Yes, totally. I was never a “southern boy” – in any way. I didn’t own a truck. Never shot a gun. I once – almost – chewed tobacco. But that’s as close as I’ve ever gotten to being a good ole boy. That said, I know a lot of people who are – as Flannery O’Connor might call them – Good Country People. It’s easy, especially in fiction, to take pot-shots at the stereotypical southern redneck. That wasn’t my intent. But there are a lot of interesting characters in the south, many of whom are people I’ve known personally. People who truly love being southern, love NASCAR and sweet tea and going to church and arguing about whether eastern or western is the best barbeque. Like I said before, living there left a mark on my life and it’s something I want to both honor and portray in my novels.
Is there one experience in the book that you can share that comes directly from your own time in NC?
To protect the guilty, I’ll skip at least one true story… Probably most interesting is the graduation party scene in the book. That takes place in a real neighborhood – Deerfield – that used to host the sort of parties found in John Hughes movies. Naked people. Monstrous messes. It was my first experience with that sort of party and I always wanted to write about it. However, what truly captured my interest in Deerfield parties happened a few years after I graduated from high school. I was driving by during graduation weekend and noticed a crude paper D was taped on top of the D in Deerfield. Yes, it was now “Beerfield.” I will never find that unfunny.
No Parking At the End Times is about a family’s religious observance with an extreme religious group/cult. Meet Me Here is about a young man choosing to show up for boot camp after having enlisted in the Army. Both topics are particularly poignant at this moment. What do you like about setting small stories in the Big Issues?

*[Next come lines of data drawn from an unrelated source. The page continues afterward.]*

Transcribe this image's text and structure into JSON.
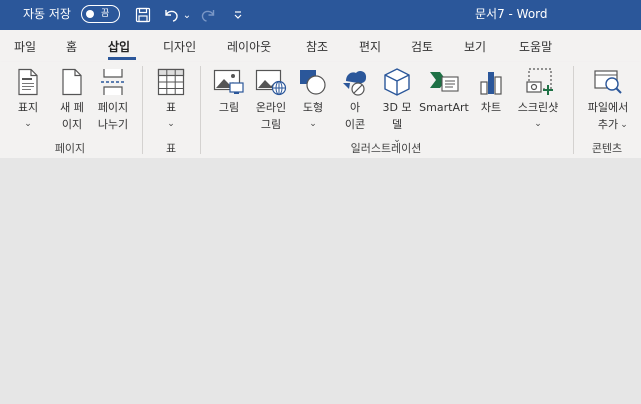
{
  "titlebar": {
    "autosave_label": "자동 저장",
    "autosave_state": "끔",
    "more_glyph": "⌄",
    "doc_title": "문서7  -  Word"
  },
  "tabs": [
    "파일",
    "홈",
    "삽입",
    "디자인",
    "레이아웃",
    "참조",
    "편지",
    "검토",
    "보기",
    "도움말"
  ],
  "active_tab": "삽입",
  "ribbon": {
    "groups": {
      "pages": "페이지",
      "tables": "표",
      "illustrations": "일러스트레이션",
      "contents": "콘텐츠"
    },
    "buttons": {
      "cover": {
        "l1": "표지",
        "chev": "⌄"
      },
      "blank": {
        "l1": "새 페",
        "l2": "이지"
      },
      "break": {
        "l1": "페이지",
        "l2": "나누기"
      },
      "table": {
        "l1": "표",
        "chev": "⌄"
      },
      "pictures": {
        "l1": "그림"
      },
      "online": {
        "l1": "온라인",
        "l2": "그림"
      },
      "shapes": {
        "l1": "도형",
        "chev": "⌄"
      },
      "icons": {
        "l1": "아",
        "l2": "이콘"
      },
      "model3d": {
        "l1": "3D 모",
        "l2": "델",
        "chev": "⌄"
      },
      "smartart": {
        "l1": "SmartArt"
      },
      "chart": {
        "l1": "차트"
      },
      "screenshot": {
        "l1": "스크린샷",
        "chev": "⌄"
      },
      "addins": {
        "l1": "파일에서",
        "l2": "추가",
        "chev": "⌄"
      }
    }
  }
}
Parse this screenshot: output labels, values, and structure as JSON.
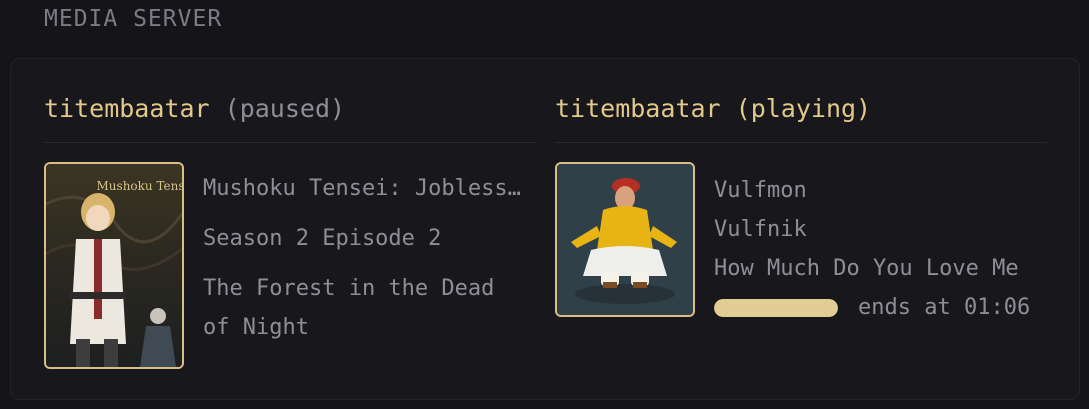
{
  "section": {
    "title": "MEDIA SERVER"
  },
  "sessions": [
    {
      "user": "titembaatar",
      "state": "(paused)",
      "poster_logo": "Mushoku Tensei",
      "title": "Mushoku Tensei: Jobless Reincarnation",
      "subtitle": "Season 2 Episode 2",
      "episode": "The Forest in the Dead of Night"
    },
    {
      "user": "titembaatar",
      "state": "(playing)",
      "artist": "Vulfmon",
      "album": "Vulfnik",
      "track": "How Much Do You Love Me",
      "progress": 1.0,
      "ends_text": "ends at 01:06"
    }
  ],
  "colors": {
    "accent": "#e2c98b",
    "muted": "#8e8e96",
    "background": "#151519",
    "panel": "#18181c"
  }
}
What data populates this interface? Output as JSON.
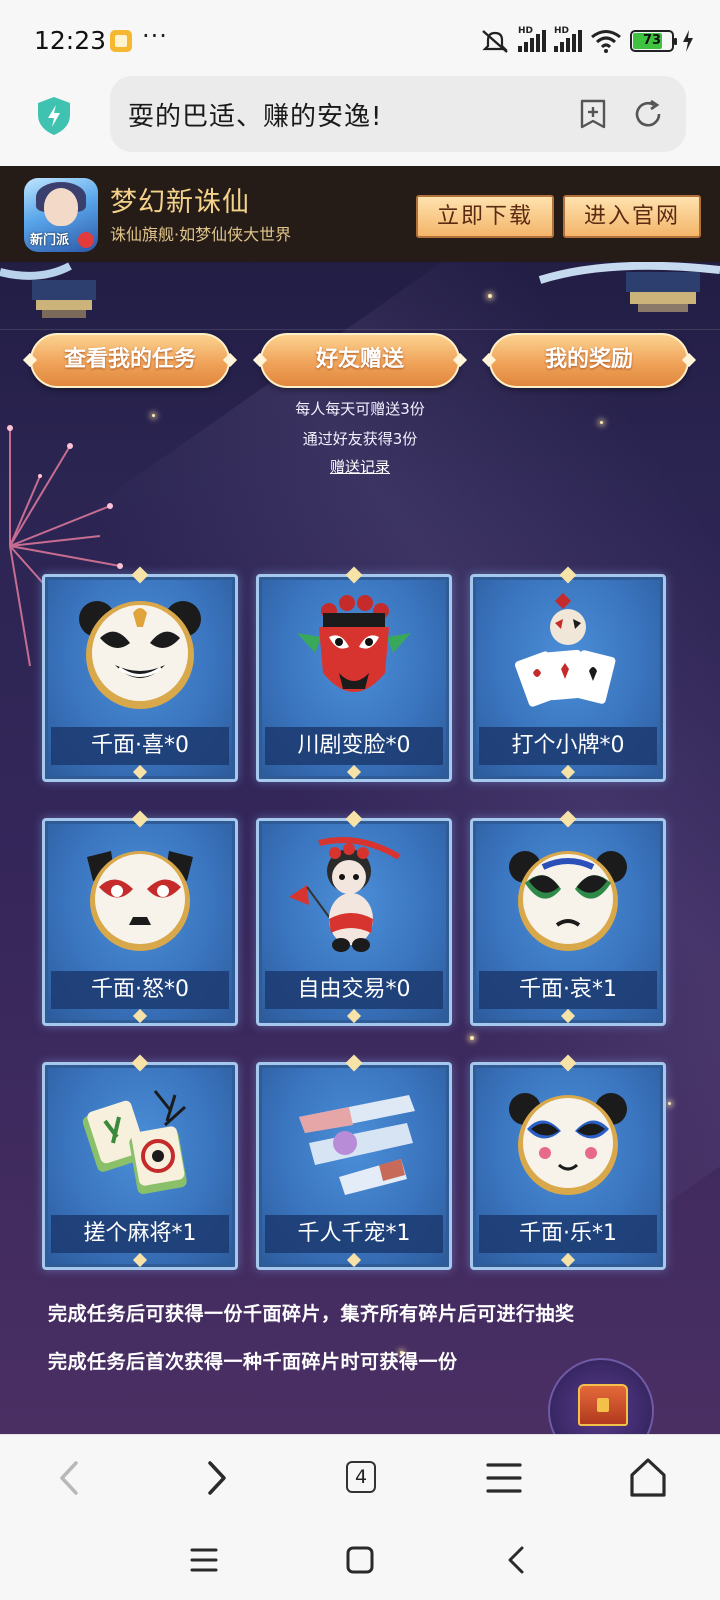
{
  "status_bar": {
    "time": "12:23",
    "more": "···",
    "hd_label": "HD",
    "battery": "73",
    "app_icon": "notes-app-icon",
    "icons": [
      "mute-icon",
      "signal-icon",
      "signal-icon",
      "wifi-icon",
      "battery-icon",
      "charging-icon"
    ]
  },
  "browser": {
    "url_text": "耍的巴适、赚的安逸!",
    "security_icon": "shield-bolt-icon",
    "tab_count": "4"
  },
  "banner": {
    "title": "梦幻新诛仙",
    "subtitle": "诛仙旗舰·如梦仙侠大世界",
    "icon_tag": "新门派",
    "download_label": "立即下载",
    "official_label": "进入官网"
  },
  "actions": {
    "tasks_label": "查看我的任务",
    "gift_label": "好友赠送",
    "rewards_label": "我的奖励",
    "gift_note_1": "每人每天可赠送3份",
    "gift_note_2": "通过好友获得3份",
    "gift_record": "赠送记录"
  },
  "cards": [
    {
      "label": "千面·喜*0",
      "icon": "panda-happy-mask-icon"
    },
    {
      "label": "川剧变脸*0",
      "icon": "sichuan-opera-mask-icon"
    },
    {
      "label": "打个小牌*0",
      "icon": "playing-cards-icon"
    },
    {
      "label": "千面·怒*0",
      "icon": "panda-angry-mask-icon"
    },
    {
      "label": "自由交易*0",
      "icon": "panda-opera-flag-icon"
    },
    {
      "label": "千面·哀*1",
      "icon": "panda-sad-mask-icon"
    },
    {
      "label": "搓个麻将*1",
      "icon": "mahjong-tiles-icon"
    },
    {
      "label": "千人千宠*1",
      "icon": "pet-cards-icon"
    },
    {
      "label": "千面·乐*1",
      "icon": "panda-joy-mask-icon"
    }
  ],
  "rules": {
    "line_1": "完成任务后可获得一份千面碎片，集齐所有碎片后可进行抽奖",
    "line_2": "完成任务后首次获得一种千面碎片时可获得一份"
  },
  "colors": {
    "page_bg_top": "#1e1a3e",
    "page_bg_bottom": "#4a2f63",
    "banner_bg": "#251c18",
    "gold_text": "#f4d28a",
    "pill_orange": "#f0a35a",
    "card_blue": "#3a74be"
  }
}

It probably sounds arrogant, but I want to write books about Big Issues. There’s something to be said about fiction taking on these issues (the same goes with any art, really) because it allows readers to empathize with the characters. The trick is not making the Big Issue the only part of the plot. There has to be a story that helps nuance the issue, that helps show that nothing is actually black and white. For religion and war/nationalism, that’s tough. But I think it’s the sort of work that fiction is uniquely capable of doing. Kids (and adults, for that matter) can use novels to dip a toe into bigger questions of justice, marginality, and abuse. They can begin to have those conversations. And for some kids, it’s a way to see themselves represented in literature. As a kid who didn’t grow up wealthy, I can’t minimize the effect of seeing a show like Roseanne. It was like: “Shit, I don’t get the Cosby’s. But I get this.” That’s important and it’s something I hope I can keep doing with every book I write.
Did you always know what choice Thomas would make in the end?
Without spoiling the ending, I always knew which direction he’d go. Interestingly enough, as I was revising the book with my editor, I suddenly wanted him to make a different decision. I actually plotted out a new ending that had Thomas acquiesce to the views of his father, his community. But at the end of that day, that didn’t seem like the right thing to do for the story.
Do you think he made the right one?
This is a trick question. I firmly believe that a story ends the way it ends, which is slightly controversial in certain parts of the internet. Just because you want a character to make a decision…doesn’t mean she or he should do that. In fact, that’s probably a recipe for some boring ass books. As I climb off my soap box, I’ll actually get to the spirit of your question. I think, ultimately, Thomas made the right decision in that specific moment. Another part of my fiction, I think, is the idea that we are never bound by our decisions. There’s nothing you can’t come back from—whether that’s homelessness, crazy religion, parental expectations, or even being on death row (which is the topic of my next book.) The word is redemption. And it remains a powerful theme in everything I write.